Mean Total Salary for 2010-2011 by Gender and Faculty Rank

Full Professor's Mean Salary: Men $114,349.03, Women $110,394.72. Associate Professor's Mean: Men $73,950.44, Women $77,520.52. Assistant Professor's Mean: Men $65,126.36, Women $62,615.54.

Work-Family Balance

In terms of priorities, the second most important priority was work-family balance. The Council identified sources of information regarding the university’s family policies. Although faculty often think of family policies as related to birth and childcare, the university’s policies also include such policies as leave to engage in eldercare. The university has many family friendly policies that can help male or female faculty meet their family responsibilities, including modified instructional leave, sick leave, and family and medical leave.

More information about family-work balance is available on the Family Matters section of the Provost’s Website. There is also more information about solving problems of work/life balance available on the Work/Life Balance Resources & Services section of the Human Resource Services Website.

Gender Equity Practices

The faculty survey also provided information about faculty perceptions of the degree that practices recommended by the 2008 report were observed within the departments. These practices are thought to promote and maintain gender equity among faculty within departments.
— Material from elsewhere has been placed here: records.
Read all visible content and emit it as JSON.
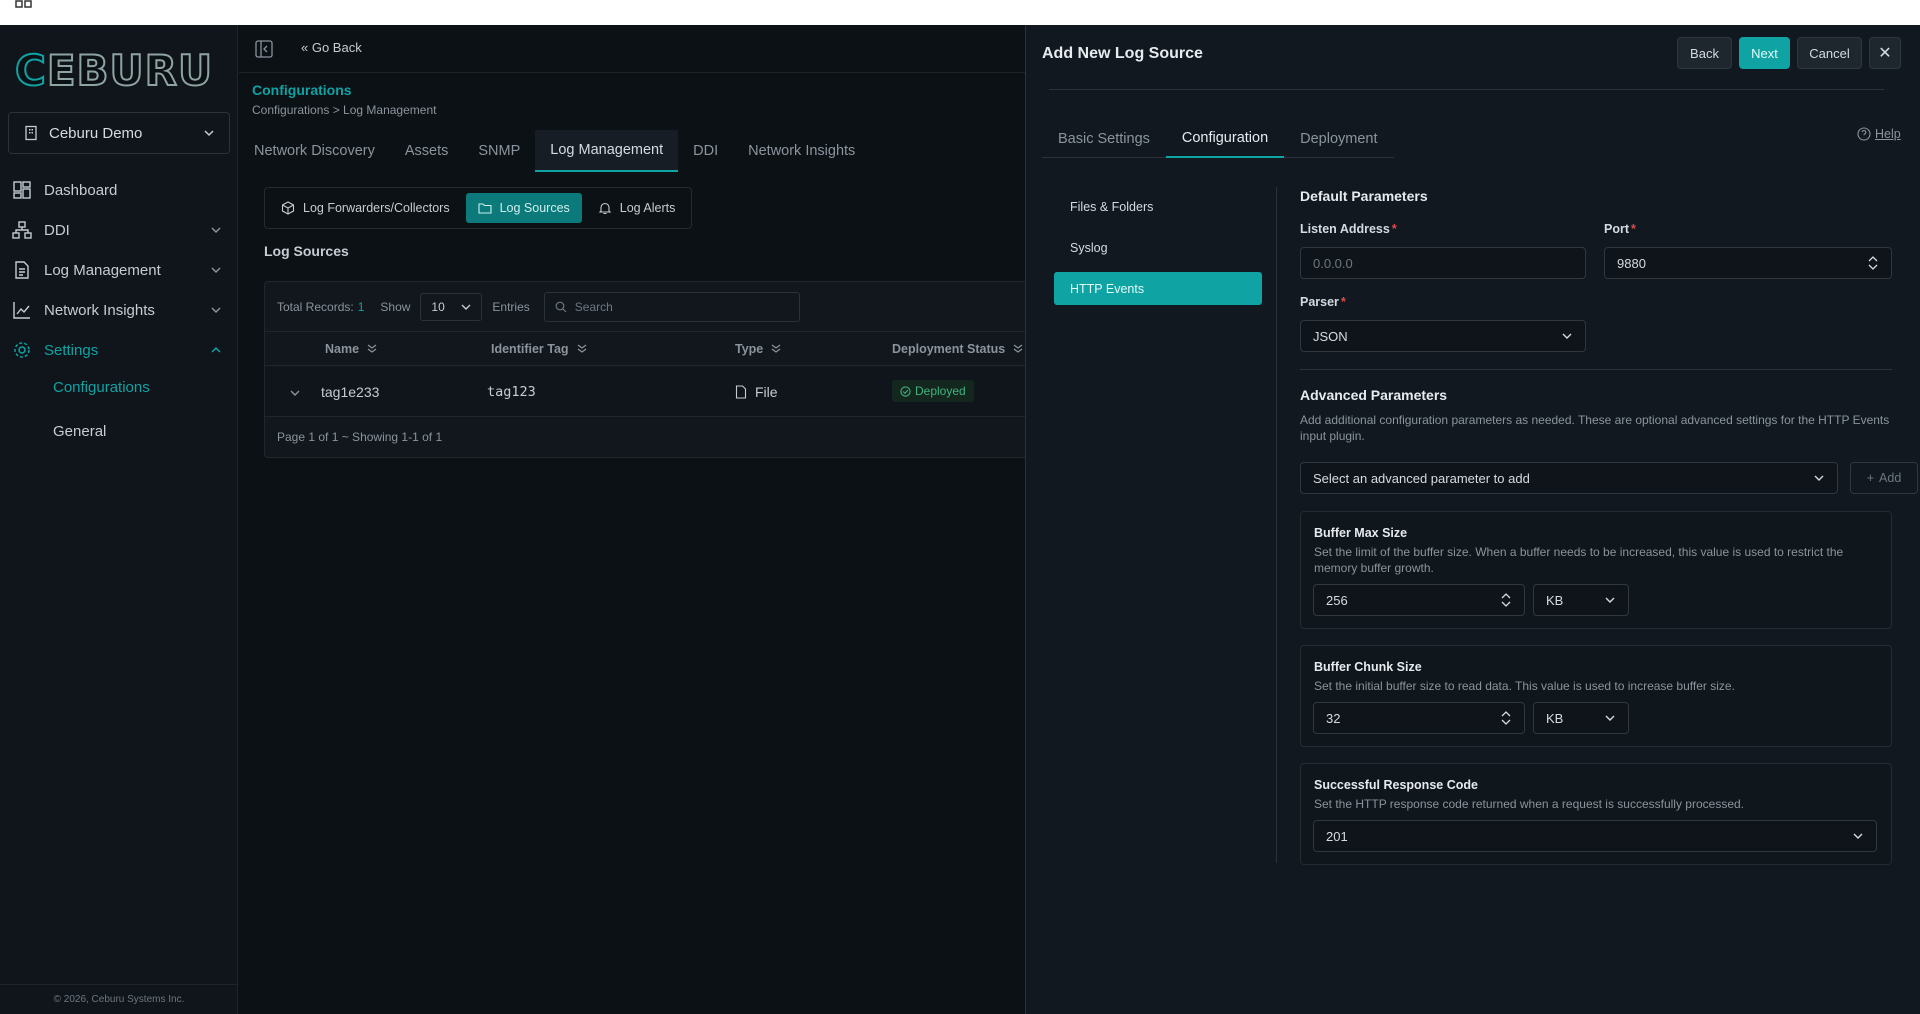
{
  "sidebar": {
    "logo": "CEBURU",
    "org": "Ceburu Demo",
    "nav": [
      {
        "label": "Dashboard"
      },
      {
        "label": "DDI"
      },
      {
        "label": "Log Management"
      },
      {
        "label": "Network Insights"
      },
      {
        "label": "Settings"
      }
    ],
    "sub": [
      "Configurations",
      "General"
    ],
    "footer": "© 2026, Ceburu Systems Inc."
  },
  "main": {
    "go_back": "Go Back",
    "title": "Configurations",
    "breadcrumb": "Configurations > Log Management",
    "tabs": [
      "Network Discovery",
      "Assets",
      "SNMP",
      "Log Management",
      "DDI",
      "Network Insights"
    ],
    "subtabs": [
      "Log Forwarders/Collectors",
      "Log Sources",
      "Log Alerts"
    ],
    "section_title": "Log Sources",
    "table": {
      "total_label": "Total Records:",
      "total": "1",
      "show_label": "Show",
      "page_size": "10",
      "entries_label": "Entries",
      "search_placeholder": "Search",
      "columns": [
        "Name",
        "Identifier Tag",
        "Type",
        "Deployment Status"
      ],
      "rows": [
        {
          "name": "tag1e233",
          "tag": "tag123",
          "type": "File",
          "status": "Deployed"
        }
      ],
      "page_info": "Page 1 of 1 ~ Showing 1-1 of 1"
    }
  },
  "drawer": {
    "title": "Add New Log Source",
    "buttons": {
      "back": "Back",
      "next": "Next",
      "cancel": "Cancel",
      "close": "✕"
    },
    "tabs": [
      "Basic Settings",
      "Configuration",
      "Deployment"
    ],
    "help": "Help",
    "menu": [
      "Files & Folders",
      "Syslog",
      "HTTP Events"
    ],
    "default_params": {
      "title": "Default Parameters",
      "listen_label": "Listen Address",
      "listen_placeholder": "0.0.0.0",
      "port_label": "Port",
      "port_value": "9880",
      "parser_label": "Parser",
      "parser_value": "JSON"
    },
    "advanced": {
      "title": "Advanced Parameters",
      "desc": "Add additional configuration parameters as needed. These are optional advanced settings for the HTTP Events input plugin.",
      "select_placeholder": "Select an advanced parameter to add",
      "add_label": "Add",
      "cards": [
        {
          "title": "Buffer Max Size",
          "desc": "Set the limit of the buffer size. When a buffer needs to be increased, this value is used to restrict the memory buffer growth.",
          "value": "256",
          "unit": "KB"
        },
        {
          "title": "Buffer Chunk Size",
          "desc": "Set the initial buffer size to read data. This value is used to increase buffer size.",
          "value": "32",
          "unit": "KB"
        },
        {
          "title": "Successful Response Code",
          "desc": "Set the HTTP response code returned when a request is successfully processed.",
          "value": "201"
        }
      ]
    }
  },
  "colors": {
    "accent": "#0fa3a3",
    "success": "#3fb27f",
    "required": "#e04a4a"
  }
}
The survey collected data on 15 of these practices. The first five listed below were practices that a high percentage of faculty members thought were being used within their departments.

  1. Starting salaries for new Tenured/Tenure Track faculty are based on market conditions, regardless of gender.
  2.  Faculty merit raises are based on productivity, not gender.
  3. Promotion and tenure criteria and procedures are gender neutral and based on faculty productivity.
  4. The University’s spousal hire program is used as part of a recruiting package for new faculty.
  5. Gender-neutral criteria are used in nominating faculty for Dean’s Fellows, University research awards, and teaching awards.
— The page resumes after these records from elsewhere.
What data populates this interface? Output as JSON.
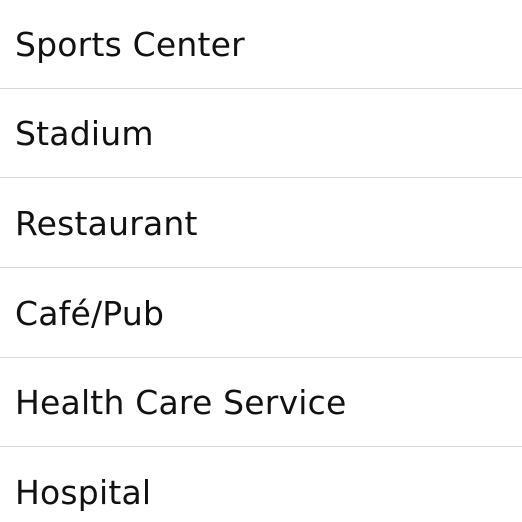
{
  "list": {
    "items": [
      {
        "label": "Sports Center"
      },
      {
        "label": "Stadium"
      },
      {
        "label": "Restaurant"
      },
      {
        "label": "Café/Pub"
      },
      {
        "label": "Health Care Service"
      },
      {
        "label": "Hospital"
      }
    ]
  }
}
The survey results indicated that the remaining 10 practices were perceived to be less commonly used within their departments.
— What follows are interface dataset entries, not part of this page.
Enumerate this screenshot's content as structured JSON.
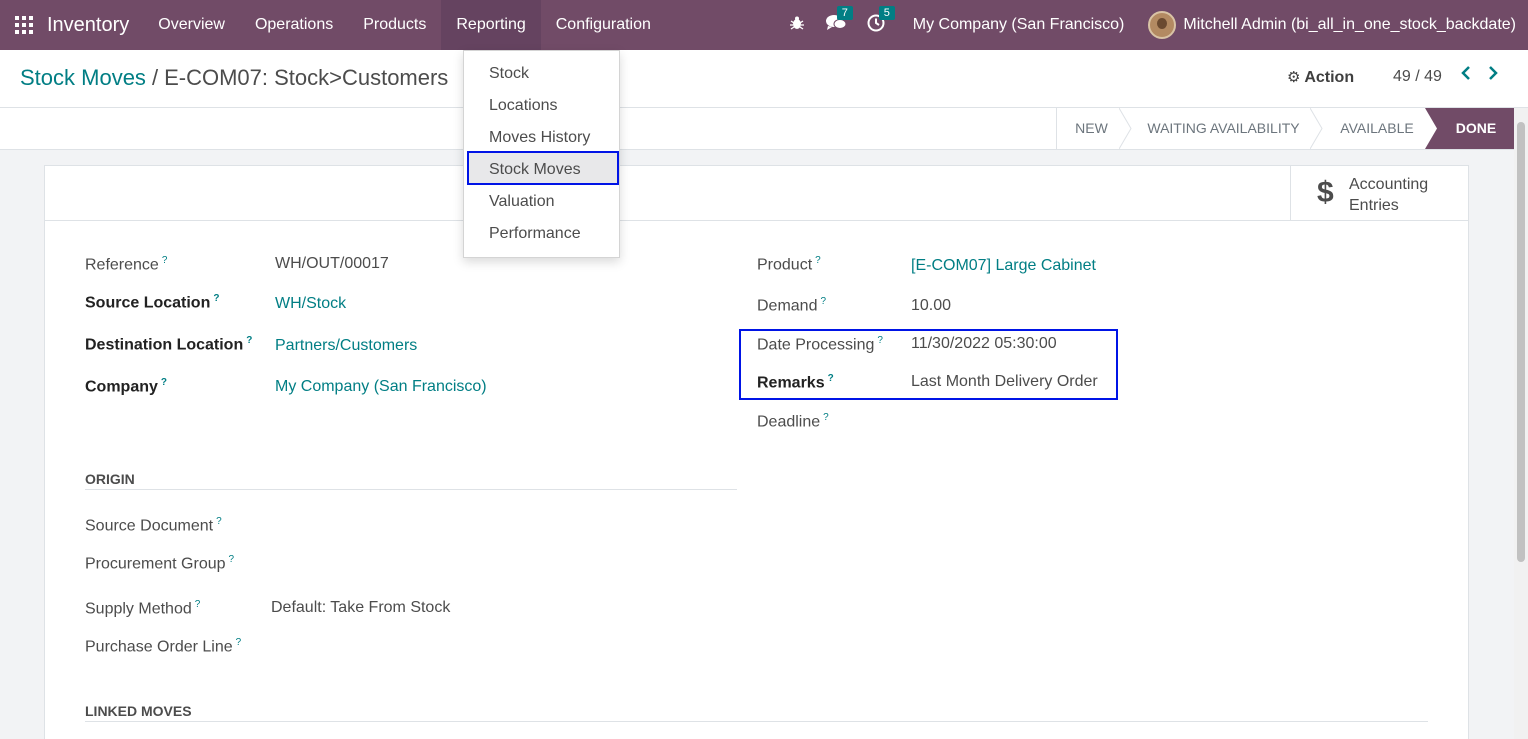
{
  "navbar": {
    "app_name": "Inventory",
    "menu": [
      "Overview",
      "Operations",
      "Products",
      "Reporting",
      "Configuration"
    ],
    "active_menu": "Reporting",
    "messages_count": "7",
    "activities_count": "5",
    "company": "My Company (San Francisco)",
    "user": "Mitchell Admin (bi_all_in_one_stock_backdate)"
  },
  "breadcrumb": {
    "parent": "Stock Moves",
    "separator": "/",
    "current": "E-COM07: Stock>Customers"
  },
  "control": {
    "action_label": "Action",
    "pager": "49 / 49"
  },
  "reporting_menu": {
    "items": [
      "Stock",
      "Locations",
      "Moves History",
      "Stock Moves",
      "Valuation",
      "Performance"
    ],
    "selected": "Stock Moves"
  },
  "statusbar": {
    "stages": [
      "NEW",
      "WAITING AVAILABILITY",
      "AVAILABLE",
      "DONE"
    ],
    "current": "DONE"
  },
  "smart_button": {
    "line1": "Accounting",
    "line2": "Entries",
    "icon": "dollar-icon"
  },
  "form": {
    "reference": {
      "label": "Reference",
      "value": "WH/OUT/00017"
    },
    "source_location": {
      "label": "Source Location",
      "value": "WH/Stock"
    },
    "destination_location": {
      "label": "Destination Location",
      "value": "Partners/Customers"
    },
    "company": {
      "label": "Company",
      "value": "My Company (San Francisco)"
    },
    "product": {
      "label": "Product",
      "value": "[E-COM07] Large Cabinet"
    },
    "demand": {
      "label": "Demand",
      "value": "10.00"
    },
    "date_processing": {
      "label": "Date Processing",
      "value": "11/30/2022 05:30:00"
    },
    "remarks": {
      "label": "Remarks",
      "value": "Last Month Delivery Order"
    },
    "deadline": {
      "label": "Deadline",
      "value": ""
    },
    "help_mark": "?"
  },
  "origin": {
    "title": "ORIGIN",
    "source_document": {
      "label": "Source Document",
      "value": ""
    },
    "procurement_group": {
      "label": "Procurement Group",
      "value": ""
    },
    "supply_method": {
      "label": "Supply Method",
      "value": "Default: Take From Stock"
    },
    "purchase_order_line": {
      "label": "Purchase Order Line",
      "value": ""
    }
  },
  "linked_moves": {
    "title": "LINKED MOVES"
  },
  "colors": {
    "brand": "#714b67",
    "link": "#017e84",
    "highlight": "#0014e6"
  }
}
  1. Gender is considered in constituting faculty search committees, with gender receiving adequate attention in selecting members to serve on each search committee.
  2. When constituting a faculty search committee, an out-of-department person is appointed to the committee to ensure gender equity, if necessary.
  3. The department chair ensures that a new female faculty member has at least one female mentor.
  4. Both male and female faculty members are encouraged to use work-family policies and programs to assist faculty in balancing their family obligations and professional responsibilities.
  5. Faculty search committees use national networks and careful screening to expand applicant pools to ensure equitable representation of male and female candidates.
  6. The search for new faculty is not closed until the pool has an acceptable amount of diversity in terms of gender.
  7. Course release time and other incentives are used as leverage to encourage women in national leadership roles, particularly in underrepresented (academic) areas.
  8. Appointments to endowed chairs, professorships, and fellowships are based on productivity and contribution, regardless of the candidates’ gender.
  9. There have been no gender inequities in counteroffers made to faculty.
  10. When counteroffers are made by UT and accepted, equivalently performing faculty members are also given similar bumps in pay.  

2011-2012 Members of Gender Equity Council

Photo of Darla CastelliDarla Castelli

Kinesiology & Health Education

Photo of Toni FalboToni Falbo, Chair

Educational Psychology

Photo of Terry FalcomataTerry Falcomata

Special Education

Photo of Louis HarrisonLouis Harrison

Curriculum & Instruction

Photo of Carole HolahanCarole Holahan

Kinesiology & Health Education

Photo of Jennifer HolmeJennifer Holme

Educational Administration

Photo of Min LiuMin Liu

Curriculum & Instruction

Photo of Keenan PituchKeenan Pituch

Educational Psychology

Photo of Patrica SomersPatricia Somers

Educational Administration

Photo of Nina ZunaNina Zuna

Special Education